For each line of the material, write out an exact copy.

════════

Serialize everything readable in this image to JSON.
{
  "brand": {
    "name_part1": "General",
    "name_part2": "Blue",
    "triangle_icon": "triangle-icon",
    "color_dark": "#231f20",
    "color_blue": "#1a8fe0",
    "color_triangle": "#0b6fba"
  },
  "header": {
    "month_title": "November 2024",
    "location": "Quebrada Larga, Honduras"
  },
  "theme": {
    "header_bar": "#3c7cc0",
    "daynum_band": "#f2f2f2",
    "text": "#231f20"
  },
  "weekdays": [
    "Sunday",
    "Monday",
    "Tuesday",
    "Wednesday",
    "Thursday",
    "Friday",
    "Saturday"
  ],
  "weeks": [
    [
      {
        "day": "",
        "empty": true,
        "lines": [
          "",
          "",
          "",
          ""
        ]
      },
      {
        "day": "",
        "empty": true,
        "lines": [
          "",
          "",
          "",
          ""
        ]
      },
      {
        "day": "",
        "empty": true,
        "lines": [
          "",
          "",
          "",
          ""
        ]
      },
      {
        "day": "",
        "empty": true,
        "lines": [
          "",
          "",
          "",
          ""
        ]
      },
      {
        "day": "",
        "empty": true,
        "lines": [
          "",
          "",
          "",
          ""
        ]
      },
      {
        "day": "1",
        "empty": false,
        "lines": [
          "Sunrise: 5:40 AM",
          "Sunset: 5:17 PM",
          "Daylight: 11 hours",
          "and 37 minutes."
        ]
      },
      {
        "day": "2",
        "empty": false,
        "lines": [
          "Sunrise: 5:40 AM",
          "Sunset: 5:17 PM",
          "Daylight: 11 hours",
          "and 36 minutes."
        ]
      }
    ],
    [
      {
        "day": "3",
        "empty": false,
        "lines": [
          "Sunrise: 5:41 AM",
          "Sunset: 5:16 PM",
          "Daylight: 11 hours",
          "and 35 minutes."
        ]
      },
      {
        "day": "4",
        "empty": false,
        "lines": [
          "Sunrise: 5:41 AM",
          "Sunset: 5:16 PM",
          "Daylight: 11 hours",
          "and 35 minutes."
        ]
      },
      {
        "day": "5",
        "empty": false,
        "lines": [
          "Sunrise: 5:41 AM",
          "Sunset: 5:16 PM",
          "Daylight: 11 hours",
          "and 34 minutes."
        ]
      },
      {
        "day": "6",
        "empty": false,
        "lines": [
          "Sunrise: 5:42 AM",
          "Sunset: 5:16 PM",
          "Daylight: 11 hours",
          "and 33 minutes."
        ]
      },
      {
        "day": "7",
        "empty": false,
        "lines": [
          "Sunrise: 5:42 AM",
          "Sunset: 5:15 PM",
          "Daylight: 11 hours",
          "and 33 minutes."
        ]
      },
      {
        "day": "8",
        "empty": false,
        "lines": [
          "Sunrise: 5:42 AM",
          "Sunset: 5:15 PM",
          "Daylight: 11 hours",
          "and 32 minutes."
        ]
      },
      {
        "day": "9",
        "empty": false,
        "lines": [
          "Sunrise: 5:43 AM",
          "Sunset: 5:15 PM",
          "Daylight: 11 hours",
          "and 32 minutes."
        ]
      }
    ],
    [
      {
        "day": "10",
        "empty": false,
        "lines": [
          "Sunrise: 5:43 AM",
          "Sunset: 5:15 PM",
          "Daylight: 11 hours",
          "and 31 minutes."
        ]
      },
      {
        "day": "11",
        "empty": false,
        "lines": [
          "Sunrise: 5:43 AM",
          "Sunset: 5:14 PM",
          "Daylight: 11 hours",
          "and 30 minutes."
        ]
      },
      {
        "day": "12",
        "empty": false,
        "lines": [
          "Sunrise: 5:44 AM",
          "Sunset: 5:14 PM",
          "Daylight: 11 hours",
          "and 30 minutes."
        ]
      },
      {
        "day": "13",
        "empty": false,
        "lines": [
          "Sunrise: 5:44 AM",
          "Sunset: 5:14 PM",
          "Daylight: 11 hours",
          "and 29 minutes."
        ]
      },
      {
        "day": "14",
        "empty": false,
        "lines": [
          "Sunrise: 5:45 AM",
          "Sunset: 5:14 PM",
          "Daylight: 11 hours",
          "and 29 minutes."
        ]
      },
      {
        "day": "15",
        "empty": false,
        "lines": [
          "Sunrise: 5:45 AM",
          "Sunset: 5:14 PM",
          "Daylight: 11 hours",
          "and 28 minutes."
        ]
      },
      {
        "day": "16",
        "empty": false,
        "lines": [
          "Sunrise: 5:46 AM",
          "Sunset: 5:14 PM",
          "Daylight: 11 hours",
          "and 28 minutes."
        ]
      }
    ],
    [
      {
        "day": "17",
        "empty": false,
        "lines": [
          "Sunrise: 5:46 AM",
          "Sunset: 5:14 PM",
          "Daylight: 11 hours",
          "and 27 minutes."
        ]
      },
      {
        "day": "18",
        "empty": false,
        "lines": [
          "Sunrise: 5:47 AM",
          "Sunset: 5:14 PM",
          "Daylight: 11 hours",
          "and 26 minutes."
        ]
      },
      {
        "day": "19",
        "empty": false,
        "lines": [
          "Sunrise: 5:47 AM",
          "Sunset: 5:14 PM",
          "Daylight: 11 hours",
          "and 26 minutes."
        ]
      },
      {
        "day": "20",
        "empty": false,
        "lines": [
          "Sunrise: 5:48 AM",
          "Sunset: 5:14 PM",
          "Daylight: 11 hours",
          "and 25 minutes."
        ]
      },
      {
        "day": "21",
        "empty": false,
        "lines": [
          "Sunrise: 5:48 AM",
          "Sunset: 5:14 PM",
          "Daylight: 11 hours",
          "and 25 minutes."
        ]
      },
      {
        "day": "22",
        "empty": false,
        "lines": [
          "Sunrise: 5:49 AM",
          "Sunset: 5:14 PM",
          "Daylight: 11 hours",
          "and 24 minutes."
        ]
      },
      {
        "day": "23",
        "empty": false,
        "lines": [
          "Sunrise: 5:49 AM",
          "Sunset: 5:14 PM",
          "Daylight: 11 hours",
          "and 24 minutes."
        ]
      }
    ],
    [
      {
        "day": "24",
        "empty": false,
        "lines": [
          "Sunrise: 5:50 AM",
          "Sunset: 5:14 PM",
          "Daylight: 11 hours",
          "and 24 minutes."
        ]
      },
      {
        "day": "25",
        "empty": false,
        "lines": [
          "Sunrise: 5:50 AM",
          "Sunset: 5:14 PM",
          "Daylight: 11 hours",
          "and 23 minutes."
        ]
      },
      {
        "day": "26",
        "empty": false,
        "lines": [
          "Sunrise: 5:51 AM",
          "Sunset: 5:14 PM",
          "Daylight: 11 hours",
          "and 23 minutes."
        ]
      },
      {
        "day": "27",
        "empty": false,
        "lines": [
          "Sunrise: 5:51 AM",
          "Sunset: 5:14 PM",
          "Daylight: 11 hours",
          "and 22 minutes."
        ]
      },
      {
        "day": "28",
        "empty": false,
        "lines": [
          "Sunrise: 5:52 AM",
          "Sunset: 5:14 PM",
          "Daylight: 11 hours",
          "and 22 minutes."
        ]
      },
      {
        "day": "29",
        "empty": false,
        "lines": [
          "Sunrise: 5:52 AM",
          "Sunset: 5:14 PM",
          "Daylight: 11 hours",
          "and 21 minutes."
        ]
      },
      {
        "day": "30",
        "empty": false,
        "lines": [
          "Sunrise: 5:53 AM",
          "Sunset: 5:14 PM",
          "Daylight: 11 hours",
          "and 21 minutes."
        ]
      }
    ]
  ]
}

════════

> [PROBLEM SOLUTION]
Serialize everything readable in this image to JSON.
{
  "brand": {
    "name_part1": "General",
    "name_part2": "Blue",
    "triangle_icon": "triangle-icon",
    "color_dark": "#231f20",
    "color_blue": "#1a8fe0",
    "color_triangle": "#0b6fba"
  },
  "header": {
    "month_title": "November 2024",
    "location": "Quebrada Larga, Honduras"
  },
  "theme": {
    "header_bar": "#3c7cc0",
    "daynum_band": "#f2f2f2",
    "text": "#231f20"
  },
  "weekdays": [
    "Sunday",
    "Monday",
    "Tuesday",
    "Wednesday",
    "Thursday",
    "Friday",
    "Saturday"
  ],
  "weeks": [
    [
      {
        "day": "",
        "empty": true,
        "lines": [
          "",
          "",
          "",
          ""
        ]
      },
      {
        "day": "",
        "empty": true,
        "lines": [
          "",
          "",
          "",
          ""
        ]
      },
      {
        "day": "",
        "empty": true,
        "lines": [
          "",
          "",
          "",
          ""
        ]
      },
      {
        "day": "",
        "empty": true,
        "lines": [
          "",
          "",
          "",
          ""
        ]
      },
      {
        "day": "",
        "empty": true,
        "lines": [
          "",
          "",
          "",
          ""
        ]
      },
      {
        "day": "1",
        "empty": false,
        "lines": [
          "Sunrise: 5:40 AM",
          "Sunset: 5:17 PM",
          "Daylight: 11 hours",
          "and 37 minutes."
        ]
      },
      {
        "day": "2",
        "empty": false,
        "lines": [
          "Sunrise: 5:40 AM",
          "Sunset: 5:17 PM",
          "Daylight: 11 hours",
          "and 36 minutes."
        ]
      }
    ],
    [
      {
        "day": "3",
        "empty": false,
        "lines": [
          "Sunrise: 5:41 AM",
          "Sunset: 5:16 PM",
          "Daylight: 11 hours",
          "and 35 minutes."
        ]
      },
      {
        "day": "4",
        "empty": false,
        "lines": [
          "Sunrise: 5:41 AM",
          "Sunset: 5:16 PM",
          "Daylight: 11 hours",
          "and 35 minutes."
        ]
      },
      {
        "day": "5",
        "empty": false,
        "lines": [
          "Sunrise: 5:41 AM",
          "Sunset: 5:16 PM",
          "Daylight: 11 hours",
          "and 34 minutes."
        ]
      },
      {
        "day": "6",
        "empty": false,
        "lines": [
          "Sunrise: 5:42 AM",
          "Sunset: 5:16 PM",
          "Daylight: 11 hours",
          "and 33 minutes."
        ]
      },
      {
        "day": "7",
        "empty": false,
        "lines": [
          "Sunrise: 5:42 AM",
          "Sunset: 5:15 PM",
          "Daylight: 11 hours",
          "and 33 minutes."
        ]
      },
      {
        "day": "8",
        "empty": false,
        "lines": [
          "Sunrise: 5:42 AM",
          "Sunset: 5:15 PM",
          "Daylight: 11 hours",
          "and 32 minutes."
        ]
      },
      {
        "day": "9",
        "empty": false,
        "lines": [
          "Sunrise: 5:43 AM",
          "Sunset: 5:15 PM",
          "Daylight: 11 hours",
          "and 32 minutes."
        ]
      }
    ],
    [
      {
        "day": "10",
        "empty": false,
        "lines": [
          "Sunrise: 5:43 AM",
          "Sunset: 5:15 PM",
          "Daylight: 11 hours",
          "and 31 minutes."
        ]
      },
      {
        "day": "11",
        "empty": false,
        "lines": [
          "Sunrise: 5:43 AM",
          "Sunset: 5:14 PM",
          "Daylight: 11 hours",
          "and 30 minutes."
        ]
      },
      {
        "day": "12",
        "empty": false,
        "lines": [
          "Sunrise: 5:44 AM",
          "Sunset: 5:14 PM",
          "Daylight: 11 hours",
          "and 30 minutes."
        ]
      },
      {
        "day": "13",
        "empty": false,
        "lines": [
          "Sunrise: 5:44 AM",
          "Sunset: 5:14 PM",
          "Daylight: 11 hours",
          "and 29 minutes."
        ]
      },
      {
        "day": "14",
        "empty": false,
        "lines": [
          "Sunrise: 5:45 AM",
          "Sunset: 5:14 PM",
          "Daylight: 11 hours",
          "and 29 minutes."
        ]
      },
      {
        "day": "15",
        "empty": false,
        "lines": [
          "Sunrise: 5:45 AM",
          "Sunset: 5:14 PM",
          "Daylight: 11 hours",
          "and 28 minutes."
        ]
      },
      {
        "day": "16",
        "empty": false,
        "lines": [
          "Sunrise: 5:46 AM",
          "Sunset: 5:14 PM",
          "Daylight: 11 hours",
          "and 28 minutes."
        ]
      }
    ],
    [
      {
        "day": "17",
        "empty": false,
        "lines": [
          "Sunrise: 5:46 AM",
          "Sunset: 5:14 PM",
          "Daylight: 11 hours",
          "and 27 minutes."
        ]
      },
      {
        "day": "18",
        "empty": false,
        "lines": [
          "Sunrise: 5:47 AM",
          "Sunset: 5:14 PM",
          "Daylight: 11 hours",
          "and 26 minutes."
        ]
      },
      {
        "day": "19",
        "empty": false,
        "lines": [
          "Sunrise: 5:47 AM",
          "Sunset: 5:14 PM",
          "Daylight: 11 hours",
          "and 26 minutes."
        ]
      },
      {
        "day": "20",
        "empty": false,
        "lines": [
          "Sunrise: 5:48 AM",
          "Sunset: 5:14 PM",
          "Daylight: 11 hours",
          "and 25 minutes."
        ]
      },
      {
        "day": "21",
        "empty": false,
        "lines": [
          "Sunrise: 5:48 AM",
          "Sunset: 5:14 PM",
          "Daylight: 11 hours",
          "and 25 minutes."
        ]
      },
      {
        "day": "22",
        "empty": false,
        "lines": [
          "Sunrise: 5:49 AM",
          "Sunset: 5:14 PM",
          "Daylight: 11 hours",
          "and 24 minutes."
        ]
      },
      {
        "day": "23",
        "empty": false,
        "lines": [
          "Sunrise: 5:49 AM",
          "Sunset: 5:14 PM",
          "Daylight: 11 hours",
          "and 24 minutes."
        ]
      }
    ],
    [
      {
        "day": "24",
        "empty": false,
        "lines": [
          "Sunrise: 5:50 AM",
          "Sunset: 5:14 PM",
          "Daylight: 11 hours",
          "and 24 minutes."
        ]
      },
      {
        "day": "25",
        "empty": false,
        "lines": [
          "Sunrise: 5:50 AM",
          "Sunset: 5:14 PM",
          "Daylight: 11 hours",
          "and 23 minutes."
        ]
      },
      {
        "day": "26",
        "empty": false,
        "lines": [
          "Sunrise: 5:51 AM",
          "Sunset: 5:14 PM",
          "Daylight: 11 hours",
          "and 23 minutes."
        ]
      },
      {
        "day": "27",
        "empty": false,
        "lines": [
          "Sunrise: 5:51 AM",
          "Sunset: 5:14 PM",
          "Daylight: 11 hours",
          "and 22 minutes."
        ]
      },
      {
        "day": "28",
        "empty": false,
        "lines": [
          "Sunrise: 5:52 AM",
          "Sunset: 5:14 PM",
          "Daylight: 11 hours",
          "and 22 minutes."
        ]
      },
      {
        "day": "29",
        "empty": false,
        "lines": [
          "Sunrise: 5:52 AM",
          "Sunset: 5:14 PM",
          "Daylight: 11 hours",
          "and 21 minutes."
        ]
      },
      {
        "day": "30",
        "empty": false,
        "lines": [
          "Sunrise: 5:53 AM",
          "Sunset: 5:14 PM",
          "Daylight: 11 hours",
          "and 21 minutes."
        ]
      }
    ]
  ]
}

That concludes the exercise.